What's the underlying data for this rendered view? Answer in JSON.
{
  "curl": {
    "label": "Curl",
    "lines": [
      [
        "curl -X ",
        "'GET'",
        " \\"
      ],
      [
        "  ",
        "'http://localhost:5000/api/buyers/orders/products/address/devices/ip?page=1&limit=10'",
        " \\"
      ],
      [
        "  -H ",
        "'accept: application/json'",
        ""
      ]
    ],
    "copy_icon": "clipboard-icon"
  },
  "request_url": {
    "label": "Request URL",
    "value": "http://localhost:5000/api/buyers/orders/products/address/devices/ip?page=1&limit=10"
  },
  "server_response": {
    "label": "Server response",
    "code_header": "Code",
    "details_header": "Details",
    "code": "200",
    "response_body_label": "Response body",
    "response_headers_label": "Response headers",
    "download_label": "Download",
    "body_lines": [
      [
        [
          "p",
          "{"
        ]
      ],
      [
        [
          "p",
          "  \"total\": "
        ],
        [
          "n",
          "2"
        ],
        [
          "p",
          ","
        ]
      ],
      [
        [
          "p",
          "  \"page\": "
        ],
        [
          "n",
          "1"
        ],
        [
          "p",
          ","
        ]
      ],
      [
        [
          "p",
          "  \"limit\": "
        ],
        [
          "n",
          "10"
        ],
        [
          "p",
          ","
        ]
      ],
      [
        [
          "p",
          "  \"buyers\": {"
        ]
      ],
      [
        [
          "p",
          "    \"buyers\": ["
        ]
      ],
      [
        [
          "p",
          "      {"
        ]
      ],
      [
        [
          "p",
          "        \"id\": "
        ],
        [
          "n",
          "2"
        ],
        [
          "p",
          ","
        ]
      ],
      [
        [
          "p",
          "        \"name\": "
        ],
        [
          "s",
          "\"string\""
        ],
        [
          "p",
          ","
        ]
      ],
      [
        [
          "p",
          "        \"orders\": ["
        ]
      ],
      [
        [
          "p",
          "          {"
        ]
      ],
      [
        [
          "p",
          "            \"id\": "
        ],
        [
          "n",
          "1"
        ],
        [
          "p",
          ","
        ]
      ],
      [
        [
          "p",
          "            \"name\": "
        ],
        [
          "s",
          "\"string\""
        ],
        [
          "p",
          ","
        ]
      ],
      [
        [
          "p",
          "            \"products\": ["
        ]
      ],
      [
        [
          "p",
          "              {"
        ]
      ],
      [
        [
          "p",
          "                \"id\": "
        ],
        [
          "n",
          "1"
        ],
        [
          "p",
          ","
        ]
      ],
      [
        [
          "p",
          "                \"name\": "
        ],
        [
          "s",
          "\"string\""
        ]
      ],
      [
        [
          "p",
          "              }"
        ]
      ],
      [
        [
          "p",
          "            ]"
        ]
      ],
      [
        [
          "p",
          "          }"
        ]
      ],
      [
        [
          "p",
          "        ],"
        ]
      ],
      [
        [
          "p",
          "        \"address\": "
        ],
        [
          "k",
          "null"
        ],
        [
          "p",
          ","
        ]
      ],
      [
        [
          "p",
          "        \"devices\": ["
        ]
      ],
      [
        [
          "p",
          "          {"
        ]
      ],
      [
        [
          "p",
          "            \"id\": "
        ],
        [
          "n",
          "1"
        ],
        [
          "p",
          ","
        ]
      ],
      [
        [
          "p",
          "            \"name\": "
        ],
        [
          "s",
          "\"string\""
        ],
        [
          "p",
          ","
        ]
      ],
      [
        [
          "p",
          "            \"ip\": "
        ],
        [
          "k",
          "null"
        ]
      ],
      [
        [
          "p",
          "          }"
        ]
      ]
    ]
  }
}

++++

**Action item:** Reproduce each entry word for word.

**Solved exercise:**
What's the underlying data for this rendered view? Answer in JSON.
{
  "curl": {
    "label": "Curl",
    "lines": [
      [
        "curl -X ",
        "'GET'",
        " \\"
      ],
      [
        "  ",
        "'http://localhost:5000/api/buyers/orders/products/address/devices/ip?page=1&limit=10'",
        " \\"
      ],
      [
        "  -H ",
        "'accept: application/json'",
        ""
      ]
    ],
    "copy_icon": "clipboard-icon"
  },
  "request_url": {
    "label": "Request URL",
    "value": "http://localhost:5000/api/buyers/orders/products/address/devices/ip?page=1&limit=10"
  },
  "server_response": {
    "label": "Server response",
    "code_header": "Code",
    "details_header": "Details",
    "code": "200",
    "response_body_label": "Response body",
    "response_headers_label": "Response headers",
    "download_label": "Download",
    "body_lines": [
      [
        [
          "p",
          "{"
        ]
      ],
      [
        [
          "p",
          "  \"total\": "
        ],
        [
          "n",
          "2"
        ],
        [
          "p",
          ","
        ]
      ],
      [
        [
          "p",
          "  \"page\": "
        ],
        [
          "n",
          "1"
        ],
        [
          "p",
          ","
        ]
      ],
      [
        [
          "p",
          "  \"limit\": "
        ],
        [
          "n",
          "10"
        ],
        [
          "p",
          ","
        ]
      ],
      [
        [
          "p",
          "  \"buyers\": {"
        ]
      ],
      [
        [
          "p",
          "    \"buyers\": ["
        ]
      ],
      [
        [
          "p",
          "      {"
        ]
      ],
      [
        [
          "p",
          "        \"id\": "
        ],
        [
          "n",
          "2"
        ],
        [
          "p",
          ","
        ]
      ],
      [
        [
          "p",
          "        \"name\": "
        ],
        [
          "s",
          "\"string\""
        ],
        [
          "p",
          ","
        ]
      ],
      [
        [
          "p",
          "        \"orders\": ["
        ]
      ],
      [
        [
          "p",
          "          {"
        ]
      ],
      [
        [
          "p",
          "            \"id\": "
        ],
        [
          "n",
          "1"
        ],
        [
          "p",
          ","
        ]
      ],
      [
        [
          "p",
          "            \"name\": "
        ],
        [
          "s",
          "\"string\""
        ],
        [
          "p",
          ","
        ]
      ],
      [
        [
          "p",
          "            \"products\": ["
        ]
      ],
      [
        [
          "p",
          "              {"
        ]
      ],
      [
        [
          "p",
          "                \"id\": "
        ],
        [
          "n",
          "1"
        ],
        [
          "p",
          ","
        ]
      ],
      [
        [
          "p",
          "                \"name\": "
        ],
        [
          "s",
          "\"string\""
        ]
      ],
      [
        [
          "p",
          "              }"
        ]
      ],
      [
        [
          "p",
          "            ]"
        ]
      ],
      [
        [
          "p",
          "          }"
        ]
      ],
      [
        [
          "p",
          "        ],"
        ]
      ],
      [
        [
          "p",
          "        \"address\": "
        ],
        [
          "k",
          "null"
        ],
        [
          "p",
          ","
        ]
      ],
      [
        [
          "p",
          "        \"devices\": ["
        ]
      ],
      [
        [
          "p",
          "          {"
        ]
      ],
      [
        [
          "p",
          "            \"id\": "
        ],
        [
          "n",
          "1"
        ],
        [
          "p",
          ","
        ]
      ],
      [
        [
          "p",
          "            \"name\": "
        ],
        [
          "s",
          "\"string\""
        ],
        [
          "p",
          ","
        ]
      ],
      [
        [
          "p",
          "            \"ip\": "
        ],
        [
          "k",
          "null"
        ]
      ],
      [
        [
          "p",
          "          }"
        ]
      ]
    ]
  }
}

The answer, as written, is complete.